Plaque vulnerability of coronary artery lesions is related to left ventricular dilatation as determined by optical coherence tomography and cardiac magnetic resonance imaging in patients with type 2 diabetes.

Cardiovascular diabetology

PubMedID: 23844855

Burgmaier M, Frick M, Liberman A, Battermann S, Hellmich M, Lehmacher W, Jaskolka A, Marx N, Reith S. Plaque vulnerability of coronary artery lesions is related to left ventricular dilatation as determined by optical coherence tomography and cardiac magnetic resonance imaging in patients with type 2 diabetes. Cardiovasc Diabetol. 2013;12(1):102.
BACKGROUND
Patients with type 2 diabetes are at increased risk for both, left ventricular (LV)-dilatation and myocardial infarction (MI) following the rupture of a vulnerable plaque.

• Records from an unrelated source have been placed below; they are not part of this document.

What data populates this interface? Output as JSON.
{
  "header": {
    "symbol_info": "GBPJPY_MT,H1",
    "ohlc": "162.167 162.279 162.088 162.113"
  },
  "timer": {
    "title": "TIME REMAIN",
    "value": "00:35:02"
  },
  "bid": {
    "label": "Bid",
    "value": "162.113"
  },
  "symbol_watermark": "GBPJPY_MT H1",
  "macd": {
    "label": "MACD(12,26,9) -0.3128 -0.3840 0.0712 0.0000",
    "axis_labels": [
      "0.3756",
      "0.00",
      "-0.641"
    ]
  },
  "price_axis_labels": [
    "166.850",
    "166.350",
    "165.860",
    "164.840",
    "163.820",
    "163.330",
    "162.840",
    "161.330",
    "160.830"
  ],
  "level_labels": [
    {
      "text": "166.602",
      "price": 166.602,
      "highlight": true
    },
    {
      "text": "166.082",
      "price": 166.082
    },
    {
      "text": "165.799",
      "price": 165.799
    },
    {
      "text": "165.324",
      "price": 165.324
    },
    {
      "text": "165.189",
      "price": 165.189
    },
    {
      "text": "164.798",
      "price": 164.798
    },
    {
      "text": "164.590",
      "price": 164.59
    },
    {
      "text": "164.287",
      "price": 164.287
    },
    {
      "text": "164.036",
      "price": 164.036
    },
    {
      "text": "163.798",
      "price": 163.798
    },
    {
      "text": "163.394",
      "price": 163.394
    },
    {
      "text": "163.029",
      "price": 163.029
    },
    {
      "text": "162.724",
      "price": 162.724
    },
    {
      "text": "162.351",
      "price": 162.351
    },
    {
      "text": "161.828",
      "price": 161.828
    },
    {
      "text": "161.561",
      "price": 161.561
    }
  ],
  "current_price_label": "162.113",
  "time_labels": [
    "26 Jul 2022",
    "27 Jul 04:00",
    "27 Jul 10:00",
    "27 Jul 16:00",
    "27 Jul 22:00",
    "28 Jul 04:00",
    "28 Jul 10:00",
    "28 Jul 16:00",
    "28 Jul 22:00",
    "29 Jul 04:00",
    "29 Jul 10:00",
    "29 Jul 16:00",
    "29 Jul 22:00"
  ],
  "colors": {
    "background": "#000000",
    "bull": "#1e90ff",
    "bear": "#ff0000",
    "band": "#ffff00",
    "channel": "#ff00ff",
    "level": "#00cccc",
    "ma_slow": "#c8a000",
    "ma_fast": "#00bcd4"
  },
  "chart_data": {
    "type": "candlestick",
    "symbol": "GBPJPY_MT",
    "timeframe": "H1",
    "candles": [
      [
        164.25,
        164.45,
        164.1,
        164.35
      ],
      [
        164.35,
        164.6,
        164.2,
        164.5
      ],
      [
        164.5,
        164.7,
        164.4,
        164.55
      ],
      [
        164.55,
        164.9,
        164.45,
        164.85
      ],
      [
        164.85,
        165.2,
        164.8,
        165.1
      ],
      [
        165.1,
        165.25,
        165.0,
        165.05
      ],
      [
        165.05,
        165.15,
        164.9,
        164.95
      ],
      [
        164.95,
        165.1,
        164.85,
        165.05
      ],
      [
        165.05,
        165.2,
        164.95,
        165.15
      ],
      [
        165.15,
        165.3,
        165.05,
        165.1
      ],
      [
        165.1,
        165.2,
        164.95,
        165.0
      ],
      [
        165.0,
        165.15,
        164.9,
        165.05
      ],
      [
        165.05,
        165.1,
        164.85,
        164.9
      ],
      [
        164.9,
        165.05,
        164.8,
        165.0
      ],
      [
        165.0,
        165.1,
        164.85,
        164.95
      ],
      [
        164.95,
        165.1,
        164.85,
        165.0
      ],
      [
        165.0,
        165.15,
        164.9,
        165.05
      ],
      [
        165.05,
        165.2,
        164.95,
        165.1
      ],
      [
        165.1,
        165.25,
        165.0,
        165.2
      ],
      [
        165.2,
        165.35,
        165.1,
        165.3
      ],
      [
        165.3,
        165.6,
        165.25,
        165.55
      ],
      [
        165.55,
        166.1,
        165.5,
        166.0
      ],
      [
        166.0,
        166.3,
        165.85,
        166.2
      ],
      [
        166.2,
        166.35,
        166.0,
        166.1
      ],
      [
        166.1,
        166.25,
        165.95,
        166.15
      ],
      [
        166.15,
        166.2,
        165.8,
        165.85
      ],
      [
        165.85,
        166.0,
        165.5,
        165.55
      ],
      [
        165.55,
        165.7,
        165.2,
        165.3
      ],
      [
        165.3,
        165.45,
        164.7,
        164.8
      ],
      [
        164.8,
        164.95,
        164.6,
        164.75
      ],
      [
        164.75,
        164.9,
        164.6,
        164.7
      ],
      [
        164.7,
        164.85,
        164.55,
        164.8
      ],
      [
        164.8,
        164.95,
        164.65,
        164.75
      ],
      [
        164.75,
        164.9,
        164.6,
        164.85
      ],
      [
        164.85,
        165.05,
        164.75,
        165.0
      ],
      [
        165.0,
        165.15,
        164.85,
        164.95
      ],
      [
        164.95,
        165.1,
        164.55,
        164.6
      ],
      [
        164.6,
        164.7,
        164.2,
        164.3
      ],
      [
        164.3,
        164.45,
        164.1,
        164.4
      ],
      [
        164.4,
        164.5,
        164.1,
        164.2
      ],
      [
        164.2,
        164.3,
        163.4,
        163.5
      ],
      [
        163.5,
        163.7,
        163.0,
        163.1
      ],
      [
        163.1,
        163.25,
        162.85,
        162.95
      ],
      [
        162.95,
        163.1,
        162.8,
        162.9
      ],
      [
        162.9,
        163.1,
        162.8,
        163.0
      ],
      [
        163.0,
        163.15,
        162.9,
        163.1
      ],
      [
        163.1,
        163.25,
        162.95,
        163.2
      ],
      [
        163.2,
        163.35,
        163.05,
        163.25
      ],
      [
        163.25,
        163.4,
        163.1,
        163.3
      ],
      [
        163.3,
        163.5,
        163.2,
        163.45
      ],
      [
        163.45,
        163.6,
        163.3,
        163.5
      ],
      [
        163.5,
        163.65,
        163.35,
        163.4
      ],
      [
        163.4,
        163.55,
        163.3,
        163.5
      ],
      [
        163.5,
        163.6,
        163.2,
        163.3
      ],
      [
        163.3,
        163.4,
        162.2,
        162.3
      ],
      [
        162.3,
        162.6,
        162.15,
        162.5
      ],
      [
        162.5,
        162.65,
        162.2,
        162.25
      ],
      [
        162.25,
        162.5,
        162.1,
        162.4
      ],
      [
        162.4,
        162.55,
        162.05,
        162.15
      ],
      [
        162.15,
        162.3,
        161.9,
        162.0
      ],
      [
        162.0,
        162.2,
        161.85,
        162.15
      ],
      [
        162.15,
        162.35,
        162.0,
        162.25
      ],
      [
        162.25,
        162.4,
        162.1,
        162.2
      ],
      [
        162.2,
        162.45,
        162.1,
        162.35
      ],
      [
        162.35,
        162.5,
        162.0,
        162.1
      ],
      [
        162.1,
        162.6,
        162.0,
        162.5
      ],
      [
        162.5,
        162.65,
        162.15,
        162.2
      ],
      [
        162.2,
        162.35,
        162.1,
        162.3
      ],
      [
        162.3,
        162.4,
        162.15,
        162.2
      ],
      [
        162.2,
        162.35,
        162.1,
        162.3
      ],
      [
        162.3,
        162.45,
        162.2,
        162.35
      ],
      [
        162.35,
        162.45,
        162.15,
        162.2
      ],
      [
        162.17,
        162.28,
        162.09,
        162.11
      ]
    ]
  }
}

This study investigated the to date incompletely understood relationship between plaque vulnerability and LV-dilatation using optical coherence tomography (OCT) and cardiac magnetic resonance imaging (CMR) in patients with type 2 diabetes and stable coronary artery disease.

METHODS
CMR was performed in 58 patients with type 2 diabetes, in which 81 coronary lesions were investigated using OCT.

RESULTS
A decreased minimal fibrous cap thickness (FCT) of coronary lesions was associated with an increase of several CMR-derived parameters including LV-end diastolic volume (LVEDV, r = 0.521, p < 0.001), LV-end diastolic diameter (r = 0.502, p < 0.001) and LV-end systolic volume (r = 0.467, p = 0.001). Similar results were obtained for mean FCT.Furthermore, patients with dilated versus non-dilated LV differed significantly in several cardiovascular risk factors including previous MI (47.1% vs. 14.6%, p = 0.009), HDL-cholesterol (40.35 +/- 5.57 mg/dl vs. 45.20 +/- 10.79 mg/dl, p = 0.029) and smoking (82.4% vs. 51.2%, p = 0.027). However, minimal FCT is associated to LV-dilatation independent of previous MIs (odds ratio 0.679, p = 0.022).Receiver-operating curve analysis demonstrated that CMR-derived LVEDV predicts plaque vulnerability with low-moderate diagnostic efficiency (area under the curve 0.699) and considerate specificity (83.3%) at the optimal cut-off value (159.0 ml).

CONCLUSION
These data suggest that vulnerability of coronary lesions is associated with LV-dilatation in high risk patients with type 2 diabetes. CMR may be a useful adjunct to the risk-stratification in this population. Future studies are warranted to investigate potential mechanisms linking plaque vulnerability and LV-dilatation.